◆ **Your task**:
All of the data should be copied exactly, with the pictures left out.
Entries shown: Begin
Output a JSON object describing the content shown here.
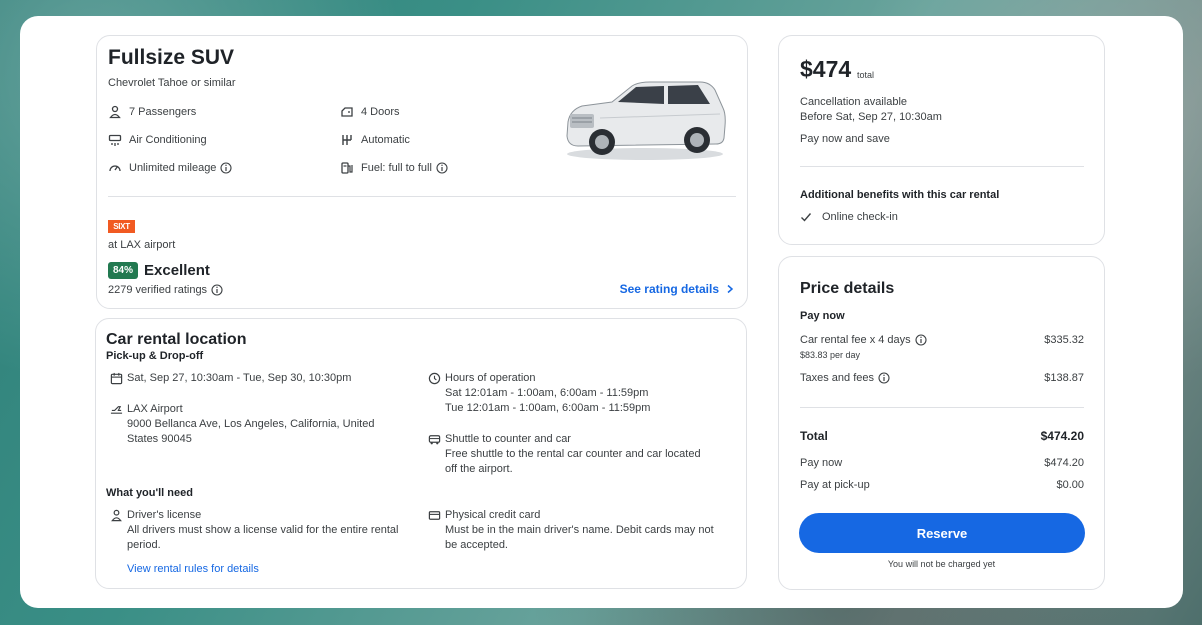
{
  "car": {
    "title": "Fullsize SUV",
    "subtitle": "Chevrolet Tahoe or similar",
    "features": {
      "passengers": "7 Passengers",
      "doors": "4 Doors",
      "ac": "Air Conditioning",
      "transmission": "Automatic",
      "mileage": "Unlimited mileage",
      "fuel": "Fuel: full to full"
    },
    "vendor_logo_text": "SIXT",
    "vendor_location": "at LAX airport",
    "rating_score": "84%",
    "rating_word": "Excellent",
    "verified_ratings": "2279 verified ratings",
    "see_rating_details": "See rating details"
  },
  "location": {
    "title": "Car rental location",
    "subtitle": "Pick-up & Drop-off",
    "dates": "Sat, Sep 27, 10:30am - Tue, Sep 30, 10:30pm",
    "hours_title": "Hours of operation",
    "hours_sat": "Sat 12:01am - 1:00am, 6:00am - 11:59pm",
    "hours_tue": "Tue 12:01am - 1:00am, 6:00am - 11:59pm",
    "airport_name": "LAX Airport",
    "airport_addr1": "9000 Bellanca Ave, Los Angeles, California, United",
    "airport_addr2": "States 90045",
    "shuttle_title": "Shuttle to counter and car",
    "shuttle_line1": "Free shuttle to the rental car counter and car located",
    "shuttle_line2": "off the airport.",
    "need_title": "What you'll need",
    "license_title": "Driver's license",
    "license_line1": "All drivers must show a license valid for the entire rental",
    "license_line2": "period.",
    "card_title": "Physical credit card",
    "card_line1": "Must be in the main driver's name. Debit cards may not",
    "card_line2": "be accepted.",
    "rules_link": "View rental rules for details"
  },
  "summary": {
    "price": "$474",
    "price_label": "total",
    "cancellation": "Cancellation available",
    "cancel_before": "Before Sat, Sep 27, 10:30am",
    "pay_now_save": "Pay now and save",
    "benefits_title": "Additional benefits with this car rental",
    "benefit_1": "Online check-in"
  },
  "price_details": {
    "title": "Price details",
    "pay_now_heading": "Pay now",
    "fee_label": "Car rental fee x 4 days",
    "fee_value": "$335.32",
    "fee_per_day": "$83.83 per day",
    "taxes_label": "Taxes and fees",
    "taxes_value": "$138.87",
    "total_label": "Total",
    "total_value": "$474.20",
    "paynow_label": "Pay now",
    "paynow_value": "$474.20",
    "pickup_label": "Pay at pick-up",
    "pickup_value": "$0.00",
    "reserve_label": "Reserve",
    "not_charged": "You will not be charged yet"
  },
  "colors": {
    "accent": "#1668e3",
    "rating_badge": "#227950",
    "vendor": "#f15a22"
  }
}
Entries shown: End
◆ **Solution**:
Output a JSON object describing the content shown here.
{
  "car": {
    "title": "Fullsize SUV",
    "subtitle": "Chevrolet Tahoe or similar",
    "features": {
      "passengers": "7 Passengers",
      "doors": "4 Doors",
      "ac": "Air Conditioning",
      "transmission": "Automatic",
      "mileage": "Unlimited mileage",
      "fuel": "Fuel: full to full"
    },
    "vendor_logo_text": "SIXT",
    "vendor_location": "at LAX airport",
    "rating_score": "84%",
    "rating_word": "Excellent",
    "verified_ratings": "2279 verified ratings",
    "see_rating_details": "See rating details"
  },
  "location": {
    "title": "Car rental location",
    "subtitle": "Pick-up & Drop-off",
    "dates": "Sat, Sep 27, 10:30am - Tue, Sep 30, 10:30pm",
    "hours_title": "Hours of operation",
    "hours_sat": "Sat 12:01am - 1:00am, 6:00am - 11:59pm",
    "hours_tue": "Tue 12:01am - 1:00am, 6:00am - 11:59pm",
    "airport_name": "LAX Airport",
    "airport_addr1": "9000 Bellanca Ave, Los Angeles, California, United",
    "airport_addr2": "States 90045",
    "shuttle_title": "Shuttle to counter and car",
    "shuttle_line1": "Free shuttle to the rental car counter and car located",
    "shuttle_line2": "off the airport.",
    "need_title": "What you'll need",
    "license_title": "Driver's license",
    "license_line1": "All drivers must show a license valid for the entire rental",
    "license_line2": "period.",
    "card_title": "Physical credit card",
    "card_line1": "Must be in the main driver's name. Debit cards may not",
    "card_line2": "be accepted.",
    "rules_link": "View rental rules for details"
  },
  "summary": {
    "price": "$474",
    "price_label": "total",
    "cancellation": "Cancellation available",
    "cancel_before": "Before Sat, Sep 27, 10:30am",
    "pay_now_save": "Pay now and save",
    "benefits_title": "Additional benefits with this car rental",
    "benefit_1": "Online check-in"
  },
  "price_details": {
    "title": "Price details",
    "pay_now_heading": "Pay now",
    "fee_label": "Car rental fee x 4 days",
    "fee_value": "$335.32",
    "fee_per_day": "$83.83 per day",
    "taxes_label": "Taxes and fees",
    "taxes_value": "$138.87",
    "total_label": "Total",
    "total_value": "$474.20",
    "paynow_label": "Pay now",
    "paynow_value": "$474.20",
    "pickup_label": "Pay at pick-up",
    "pickup_value": "$0.00",
    "reserve_label": "Reserve",
    "not_charged": "You will not be charged yet"
  },
  "colors": {
    "accent": "#1668e3",
    "rating_badge": "#227950",
    "vendor": "#f15a22"
  }
}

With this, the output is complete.